    My friends visited me in the hospital, bringing bags of my favorite mixed bin candies, but i was much happier when they took my kids out, had sleepovers and play dates, helped with homework and finally searched for a nanny after a month or so. (i paid for her.) when i finally left the hospital, the docs said i couldn’t lift more than 1 pound, so my AWESOME friends started a “chain of chefs.” 3 times a week, they brought over beautiful home-cooked (or restaurant-made) meals, each to last for 2 days. they even made me salt and taste-free food to meet my new dialysis-restricted diet. THIS CONTINUED FOR 6 MONTHS!!

    I know it’s out of order, (lupus brain fog- sorry), but i just remembered that a very practical thing i got while on the respirator was a spiral notebook and pens so i could WRITE what i wanted to say.
    but, hands down, the BEST gift i got during that scary stay in the hospital was DEFINITELY pictures of my children!!! i was literally ready to give up fighting, but my mom brought in some (not even great) pictures of my kids and taped them to the side of my bed. my strength came back- and with a vengeance!! THAT was my life-saving gift! it was just what i needed and came just in time!!

  • Emily

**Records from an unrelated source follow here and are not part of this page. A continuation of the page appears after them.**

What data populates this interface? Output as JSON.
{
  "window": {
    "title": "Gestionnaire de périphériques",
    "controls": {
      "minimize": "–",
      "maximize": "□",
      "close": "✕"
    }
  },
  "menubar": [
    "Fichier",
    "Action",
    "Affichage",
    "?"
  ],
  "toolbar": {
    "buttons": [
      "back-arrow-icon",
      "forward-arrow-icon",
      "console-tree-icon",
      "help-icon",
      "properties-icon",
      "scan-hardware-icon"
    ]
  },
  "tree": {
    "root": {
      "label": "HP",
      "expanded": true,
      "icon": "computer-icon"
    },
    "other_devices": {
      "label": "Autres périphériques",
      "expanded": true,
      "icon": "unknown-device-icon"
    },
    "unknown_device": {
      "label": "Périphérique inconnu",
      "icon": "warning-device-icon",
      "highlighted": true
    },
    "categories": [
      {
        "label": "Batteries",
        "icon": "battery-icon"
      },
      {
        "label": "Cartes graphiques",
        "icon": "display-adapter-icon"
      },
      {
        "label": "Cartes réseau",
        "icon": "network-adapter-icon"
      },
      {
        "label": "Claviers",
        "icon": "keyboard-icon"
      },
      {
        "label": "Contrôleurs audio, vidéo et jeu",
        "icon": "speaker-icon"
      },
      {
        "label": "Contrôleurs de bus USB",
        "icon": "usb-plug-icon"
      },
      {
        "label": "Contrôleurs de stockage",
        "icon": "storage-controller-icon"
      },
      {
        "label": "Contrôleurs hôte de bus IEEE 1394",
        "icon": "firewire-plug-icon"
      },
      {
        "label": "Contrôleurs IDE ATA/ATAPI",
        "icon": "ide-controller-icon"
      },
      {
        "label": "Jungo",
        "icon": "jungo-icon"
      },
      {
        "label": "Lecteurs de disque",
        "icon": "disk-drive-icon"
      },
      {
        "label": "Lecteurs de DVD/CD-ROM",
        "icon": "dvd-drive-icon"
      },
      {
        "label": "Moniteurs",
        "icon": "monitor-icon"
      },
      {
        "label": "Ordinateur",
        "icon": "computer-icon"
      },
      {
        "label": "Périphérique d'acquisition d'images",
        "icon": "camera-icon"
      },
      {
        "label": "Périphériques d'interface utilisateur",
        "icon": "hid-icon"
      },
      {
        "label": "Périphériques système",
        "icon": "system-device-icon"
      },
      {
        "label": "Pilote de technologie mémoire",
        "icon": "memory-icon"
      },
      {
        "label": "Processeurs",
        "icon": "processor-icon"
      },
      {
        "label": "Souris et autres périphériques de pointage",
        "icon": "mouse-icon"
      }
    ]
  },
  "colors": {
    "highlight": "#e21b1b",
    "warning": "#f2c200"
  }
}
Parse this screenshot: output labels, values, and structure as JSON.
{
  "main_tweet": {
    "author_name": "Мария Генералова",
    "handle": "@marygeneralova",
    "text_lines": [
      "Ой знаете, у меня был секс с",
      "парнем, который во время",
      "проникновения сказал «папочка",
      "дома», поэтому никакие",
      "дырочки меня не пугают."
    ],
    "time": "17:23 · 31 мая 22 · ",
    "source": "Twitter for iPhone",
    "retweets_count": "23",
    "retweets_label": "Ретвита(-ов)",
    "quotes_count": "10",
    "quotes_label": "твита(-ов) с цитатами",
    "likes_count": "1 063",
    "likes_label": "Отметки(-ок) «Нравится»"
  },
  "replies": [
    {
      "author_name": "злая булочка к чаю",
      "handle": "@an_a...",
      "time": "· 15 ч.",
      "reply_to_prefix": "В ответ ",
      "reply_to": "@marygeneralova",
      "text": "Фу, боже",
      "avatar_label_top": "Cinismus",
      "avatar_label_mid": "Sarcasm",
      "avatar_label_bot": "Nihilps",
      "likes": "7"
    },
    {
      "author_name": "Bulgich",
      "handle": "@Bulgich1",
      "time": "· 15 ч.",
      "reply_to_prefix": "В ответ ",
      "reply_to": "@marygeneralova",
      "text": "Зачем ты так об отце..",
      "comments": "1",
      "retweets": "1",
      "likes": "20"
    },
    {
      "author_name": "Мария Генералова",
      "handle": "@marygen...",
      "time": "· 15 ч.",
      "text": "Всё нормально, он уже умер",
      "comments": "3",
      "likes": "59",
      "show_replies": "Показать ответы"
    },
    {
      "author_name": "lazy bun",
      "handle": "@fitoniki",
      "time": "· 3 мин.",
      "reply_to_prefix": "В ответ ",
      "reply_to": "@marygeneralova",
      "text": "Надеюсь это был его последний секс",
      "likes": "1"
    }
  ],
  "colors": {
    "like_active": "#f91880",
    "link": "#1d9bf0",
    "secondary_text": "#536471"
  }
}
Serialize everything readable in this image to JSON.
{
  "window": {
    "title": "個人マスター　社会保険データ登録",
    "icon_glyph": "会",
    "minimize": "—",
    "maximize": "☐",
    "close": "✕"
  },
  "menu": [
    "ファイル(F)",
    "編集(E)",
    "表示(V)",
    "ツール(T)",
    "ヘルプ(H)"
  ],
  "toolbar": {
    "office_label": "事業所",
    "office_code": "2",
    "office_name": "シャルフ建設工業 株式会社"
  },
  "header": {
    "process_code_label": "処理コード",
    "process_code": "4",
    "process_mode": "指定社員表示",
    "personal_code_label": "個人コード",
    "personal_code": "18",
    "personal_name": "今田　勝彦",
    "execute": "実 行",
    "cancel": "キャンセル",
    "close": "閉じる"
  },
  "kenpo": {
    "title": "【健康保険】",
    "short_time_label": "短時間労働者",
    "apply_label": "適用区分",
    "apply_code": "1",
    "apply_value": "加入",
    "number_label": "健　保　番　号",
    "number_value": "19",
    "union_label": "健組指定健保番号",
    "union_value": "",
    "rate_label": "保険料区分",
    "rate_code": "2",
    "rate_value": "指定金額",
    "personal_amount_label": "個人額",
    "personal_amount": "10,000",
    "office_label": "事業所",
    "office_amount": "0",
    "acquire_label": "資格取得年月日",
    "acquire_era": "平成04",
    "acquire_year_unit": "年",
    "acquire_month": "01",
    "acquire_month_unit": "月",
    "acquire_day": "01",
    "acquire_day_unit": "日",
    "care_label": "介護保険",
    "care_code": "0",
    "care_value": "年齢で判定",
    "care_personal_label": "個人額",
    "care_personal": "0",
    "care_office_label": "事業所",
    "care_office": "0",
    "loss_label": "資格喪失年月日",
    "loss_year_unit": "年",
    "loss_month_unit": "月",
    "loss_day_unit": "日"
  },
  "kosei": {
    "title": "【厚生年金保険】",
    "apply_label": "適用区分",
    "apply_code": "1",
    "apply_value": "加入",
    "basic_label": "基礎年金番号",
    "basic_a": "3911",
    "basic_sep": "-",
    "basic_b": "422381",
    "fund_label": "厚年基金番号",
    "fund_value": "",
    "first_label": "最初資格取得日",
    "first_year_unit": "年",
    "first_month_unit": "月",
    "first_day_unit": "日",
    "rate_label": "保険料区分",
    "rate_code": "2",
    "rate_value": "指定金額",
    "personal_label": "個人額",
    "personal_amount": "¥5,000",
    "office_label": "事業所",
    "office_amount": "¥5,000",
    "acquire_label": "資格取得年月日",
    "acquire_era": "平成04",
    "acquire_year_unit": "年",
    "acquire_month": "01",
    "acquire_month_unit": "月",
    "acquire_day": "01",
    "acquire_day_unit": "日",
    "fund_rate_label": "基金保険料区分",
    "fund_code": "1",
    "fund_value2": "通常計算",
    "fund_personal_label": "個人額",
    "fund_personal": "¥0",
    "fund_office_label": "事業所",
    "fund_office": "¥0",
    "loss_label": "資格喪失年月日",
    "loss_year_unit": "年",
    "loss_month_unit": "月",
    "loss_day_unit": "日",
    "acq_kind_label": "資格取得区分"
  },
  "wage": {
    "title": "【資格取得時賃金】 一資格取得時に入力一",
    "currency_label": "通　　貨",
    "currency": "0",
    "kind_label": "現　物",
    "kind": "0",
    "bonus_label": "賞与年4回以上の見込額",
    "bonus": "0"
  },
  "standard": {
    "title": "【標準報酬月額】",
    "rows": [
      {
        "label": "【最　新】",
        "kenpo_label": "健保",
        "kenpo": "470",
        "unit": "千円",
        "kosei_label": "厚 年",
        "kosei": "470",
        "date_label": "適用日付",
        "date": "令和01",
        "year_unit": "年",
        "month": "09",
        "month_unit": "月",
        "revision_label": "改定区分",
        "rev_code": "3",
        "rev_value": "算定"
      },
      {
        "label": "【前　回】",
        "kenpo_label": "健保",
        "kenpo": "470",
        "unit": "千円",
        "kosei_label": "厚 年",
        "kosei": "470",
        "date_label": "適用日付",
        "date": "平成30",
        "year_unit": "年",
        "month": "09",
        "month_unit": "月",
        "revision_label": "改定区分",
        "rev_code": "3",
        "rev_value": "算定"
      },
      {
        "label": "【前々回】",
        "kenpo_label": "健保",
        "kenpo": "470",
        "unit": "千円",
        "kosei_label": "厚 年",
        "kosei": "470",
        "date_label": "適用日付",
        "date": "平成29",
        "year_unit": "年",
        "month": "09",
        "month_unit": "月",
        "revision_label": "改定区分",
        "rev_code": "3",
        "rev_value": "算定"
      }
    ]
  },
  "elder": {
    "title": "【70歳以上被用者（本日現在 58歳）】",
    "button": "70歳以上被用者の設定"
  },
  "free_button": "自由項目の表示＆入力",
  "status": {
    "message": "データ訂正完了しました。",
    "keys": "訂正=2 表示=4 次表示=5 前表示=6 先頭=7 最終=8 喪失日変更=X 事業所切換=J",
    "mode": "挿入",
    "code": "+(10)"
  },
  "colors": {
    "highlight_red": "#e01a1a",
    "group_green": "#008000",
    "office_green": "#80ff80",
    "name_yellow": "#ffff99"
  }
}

    I’m on both sides of this…I have chronic illnesses which mean I sometimes have trouble doing the things everyone else thinks I should be able to, and I have a friend who is almost housebound due to pain issues…I’m diabetic, which people don’t seem to WANT to understand IS an illness, and have arthritis, another one people don’t seem to associate with someone in their 30’s, as well as other ‘passing’ pain issues. I can drive, have a licence and a car, but do appreciate being offered to be driven somewhere now and then…and I visit my friend at least once a week, and we sometimes go out for coffee, if either of us can afford it, but usually we just hang out at her house for a few hours…she really appreciates this, and it also helps me to put my illnesses in perspective too…basically, we both enjoy the human connection!

  • I love the list, but I already have all the gadgets to play with (iPod, DS, portable DVD player). One of the best things a friend has done for me is to shave my legs and cut my toenails. With my constant back pain those are two things I am unable to do for myself even if I tried. Unfortunately, she was visiting from another state at the time, so it can’t be a weekly/monthly thing. But I felt so loved and kind of pampered when she did that for me. Sometimes something as simple as that can have a huge impact.